Task: Word for word, copy the records that follow.

Data extracted from a collection:
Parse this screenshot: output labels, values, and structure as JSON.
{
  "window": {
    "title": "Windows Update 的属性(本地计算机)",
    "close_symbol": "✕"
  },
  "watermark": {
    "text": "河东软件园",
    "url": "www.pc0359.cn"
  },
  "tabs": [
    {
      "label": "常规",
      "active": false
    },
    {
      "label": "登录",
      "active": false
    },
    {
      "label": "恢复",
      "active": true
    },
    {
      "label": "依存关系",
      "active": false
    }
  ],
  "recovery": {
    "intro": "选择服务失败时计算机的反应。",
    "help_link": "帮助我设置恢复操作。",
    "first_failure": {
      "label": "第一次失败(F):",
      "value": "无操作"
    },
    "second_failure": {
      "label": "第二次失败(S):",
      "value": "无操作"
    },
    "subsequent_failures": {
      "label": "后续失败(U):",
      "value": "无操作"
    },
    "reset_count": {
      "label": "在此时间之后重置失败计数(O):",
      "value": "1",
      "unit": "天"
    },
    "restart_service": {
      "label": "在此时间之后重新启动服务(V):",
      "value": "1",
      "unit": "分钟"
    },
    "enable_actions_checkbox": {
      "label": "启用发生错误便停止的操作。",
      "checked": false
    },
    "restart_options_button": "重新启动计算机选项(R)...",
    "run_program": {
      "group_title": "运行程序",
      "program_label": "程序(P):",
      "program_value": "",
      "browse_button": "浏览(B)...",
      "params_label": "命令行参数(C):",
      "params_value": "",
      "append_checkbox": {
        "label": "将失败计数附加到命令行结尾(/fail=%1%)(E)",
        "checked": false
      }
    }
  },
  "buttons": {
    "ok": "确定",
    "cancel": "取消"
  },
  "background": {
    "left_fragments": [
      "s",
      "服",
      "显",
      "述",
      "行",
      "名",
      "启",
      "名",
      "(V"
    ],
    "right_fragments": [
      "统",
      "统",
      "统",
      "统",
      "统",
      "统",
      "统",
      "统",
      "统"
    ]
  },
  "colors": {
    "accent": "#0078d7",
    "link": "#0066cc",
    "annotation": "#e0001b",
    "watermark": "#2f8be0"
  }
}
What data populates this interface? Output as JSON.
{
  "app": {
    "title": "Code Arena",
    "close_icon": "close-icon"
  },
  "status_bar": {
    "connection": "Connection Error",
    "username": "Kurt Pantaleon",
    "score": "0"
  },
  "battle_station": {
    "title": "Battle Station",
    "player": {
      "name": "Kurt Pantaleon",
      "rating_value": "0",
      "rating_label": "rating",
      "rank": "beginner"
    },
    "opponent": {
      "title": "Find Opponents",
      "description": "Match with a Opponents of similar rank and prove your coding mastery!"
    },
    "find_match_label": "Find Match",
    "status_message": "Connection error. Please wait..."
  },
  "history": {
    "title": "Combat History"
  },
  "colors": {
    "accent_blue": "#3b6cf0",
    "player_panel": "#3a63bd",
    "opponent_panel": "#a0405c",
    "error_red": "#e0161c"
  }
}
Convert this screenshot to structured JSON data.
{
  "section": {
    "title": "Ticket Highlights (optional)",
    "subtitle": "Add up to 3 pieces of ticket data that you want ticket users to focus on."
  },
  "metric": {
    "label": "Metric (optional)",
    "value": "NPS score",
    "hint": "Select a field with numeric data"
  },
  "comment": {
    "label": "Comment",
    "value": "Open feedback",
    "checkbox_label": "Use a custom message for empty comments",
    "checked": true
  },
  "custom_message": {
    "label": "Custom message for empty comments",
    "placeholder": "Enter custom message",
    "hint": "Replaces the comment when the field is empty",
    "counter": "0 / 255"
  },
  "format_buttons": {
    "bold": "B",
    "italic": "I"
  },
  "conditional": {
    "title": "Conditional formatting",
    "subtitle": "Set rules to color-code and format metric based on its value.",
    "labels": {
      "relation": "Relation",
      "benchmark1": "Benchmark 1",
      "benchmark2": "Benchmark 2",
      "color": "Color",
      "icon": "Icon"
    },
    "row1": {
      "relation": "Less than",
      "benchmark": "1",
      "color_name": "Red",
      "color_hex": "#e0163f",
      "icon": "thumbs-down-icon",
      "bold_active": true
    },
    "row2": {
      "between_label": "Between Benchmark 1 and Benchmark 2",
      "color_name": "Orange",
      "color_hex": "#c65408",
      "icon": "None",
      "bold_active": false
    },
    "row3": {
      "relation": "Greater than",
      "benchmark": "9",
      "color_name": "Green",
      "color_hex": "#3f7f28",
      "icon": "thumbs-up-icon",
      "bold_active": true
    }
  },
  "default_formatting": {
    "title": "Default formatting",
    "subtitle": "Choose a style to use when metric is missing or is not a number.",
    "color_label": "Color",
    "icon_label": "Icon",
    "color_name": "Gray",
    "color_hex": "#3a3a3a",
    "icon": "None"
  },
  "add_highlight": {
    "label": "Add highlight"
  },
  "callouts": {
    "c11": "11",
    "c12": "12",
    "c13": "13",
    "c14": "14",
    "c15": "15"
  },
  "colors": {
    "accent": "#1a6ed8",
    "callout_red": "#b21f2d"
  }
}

Response to the exercise:
Parse this screenshot: output labels, values, and structure as JSON.
{
  "window": {
    "title": "Windows Update 的属性(本地计算机)",
    "close_symbol": "✕"
  },
  "watermark": {
    "text": "河东软件园",
    "url": "www.pc0359.cn"
  },
  "tabs": [
    {
      "label": "常规",
      "active": false
    },
    {
      "label": "登录",
      "active": false
    },
    {
      "label": "恢复",
      "active": true
    },
    {
      "label": "依存关系",
      "active": false
    }
  ],
  "recovery": {
    "intro": "选择服务失败时计算机的反应。",
    "help_link": "帮助我设置恢复操作。",
    "first_failure": {
      "label": "第一次失败(F):",
      "value": "无操作"
    },
    "second_failure": {
      "label": "第二次失败(S):",
      "value": "无操作"
    },
    "subsequent_failures": {
      "label": "后续失败(U):",
      "value": "无操作"
    },
    "reset_count": {
      "label": "在此时间之后重置失败计数(O):",
      "value": "1",
      "unit": "天"
    },
    "restart_service": {
      "label": "在此时间之后重新启动服务(V):",
      "value": "1",
      "unit": "分钟"
    },
    "enable_actions_checkbox": {
      "label": "启用发生错误便停止的操作。",
      "checked": false
    },
    "restart_options_button": "重新启动计算机选项(R)...",
    "run_program": {
      "group_title": "运行程序",
      "program_label": "程序(P):",
      "program_value": "",
      "browse_button": "浏览(B)...",
      "params_label": "命令行参数(C):",
      "params_value": "",
      "append_checkbox": {
        "label": "将失败计数附加到命令行结尾(/fail=%1%)(E)",
        "checked": false
      }
    }
  },
  "buttons": {
    "ok": "确定",
    "cancel": "取消"
  },
  "background": {
    "left_fragments": [
      "s",
      "服",
      "显",
      "述",
      "行",
      "名",
      "启",
      "名",
      "(V"
    ],
    "right_fragments": [
      "统",
      "统",
      "统",
      "统",
      "统",
      "统",
      "统",
      "统",
      "统"
    ]
  },
  "colors": {
    "accent": "#0078d7",
    "link": "#0066cc",
    "annotation": "#e0001b",
    "watermark": "#2f8be0"
  }
}
What data populates this interface? Output as JSON.
{
  "app": {
    "title": "Code Arena",
    "close_icon": "close-icon"
  },
  "status_bar": {
    "connection": "Connection Error",
    "username": "Kurt Pantaleon",
    "score": "0"
  },
  "battle_station": {
    "title": "Battle Station",
    "player": {
      "name": "Kurt Pantaleon",
      "rating_value": "0",
      "rating_label": "rating",
      "rank": "beginner"
    },
    "opponent": {
      "title": "Find Opponents",
      "description": "Match with a Opponents of similar rank and prove your coding mastery!"
    },
    "find_match_label": "Find Match",
    "status_message": "Connection error. Please wait..."
  },
  "history": {
    "title": "Combat History"
  },
  "colors": {
    "accent_blue": "#3b6cf0",
    "player_panel": "#3a63bd",
    "opponent_panel": "#a0405c",
    "error_red": "#e0161c"
  }
}
Convert this screenshot to structured JSON data.
{
  "section": {
    "title": "Ticket Highlights (optional)",
    "subtitle": "Add up to 3 pieces of ticket data that you want ticket users to focus on."
  },
  "metric": {
    "label": "Metric (optional)",
    "value": "NPS score",
    "hint": "Select a field with numeric data"
  },
  "comment": {
    "label": "Comment",
    "value": "Open feedback",
    "checkbox_label": "Use a custom message for empty comments",
    "checked": true
  },
  "custom_message": {
    "label": "Custom message for empty comments",
    "placeholder": "Enter custom message",
    "hint": "Replaces the comment when the field is empty",
    "counter": "0 / 255"
  },
  "format_buttons": {
    "bold": "B",
    "italic": "I"
  },
  "conditional": {
    "title": "Conditional formatting",
    "subtitle": "Set rules to color-code and format metric based on its value.",
    "labels": {
      "relation": "Relation",
      "benchmark1": "Benchmark 1",
      "benchmark2": "Benchmark 2",
      "color": "Color",
      "icon": "Icon"
    },
    "row1": {
      "relation": "Less than",
      "benchmark": "1",
      "color_name": "Red",
      "color_hex": "#e0163f",
      "icon": "thumbs-down-icon",
      "bold_active": true
    },
    "row2": {
      "between_label": "Between Benchmark 1 and Benchmark 2",
      "color_name": "Orange",
      "color_hex": "#c65408",
      "icon": "None",
      "bold_active": false
    },
    "row3": {
      "relation": "Greater than",
      "benchmark": "9",
      "color_name": "Green",
      "color_hex": "#3f7f28",
      "icon": "thumbs-up-icon",
      "bold_active": true
    }
  },
  "default_formatting": {
    "title": "Default formatting",
    "subtitle": "Choose a style to use when metric is missing or is not a number.",
    "color_label": "Color",
    "icon_label": "Icon",
    "color_name": "Gray",
    "color_hex": "#3a3a3a",
    "icon": "None"
  },
  "add_highlight": {
    "label": "Add highlight"
  },
  "callouts": {
    "c11": "11",
    "c12": "12",
    "c13": "13",
    "c14": "14",
    "c15": "15"
  },
  "colors": {
    "accent": "#1a6ed8",
    "callout_red": "#b21f2d"
  }
}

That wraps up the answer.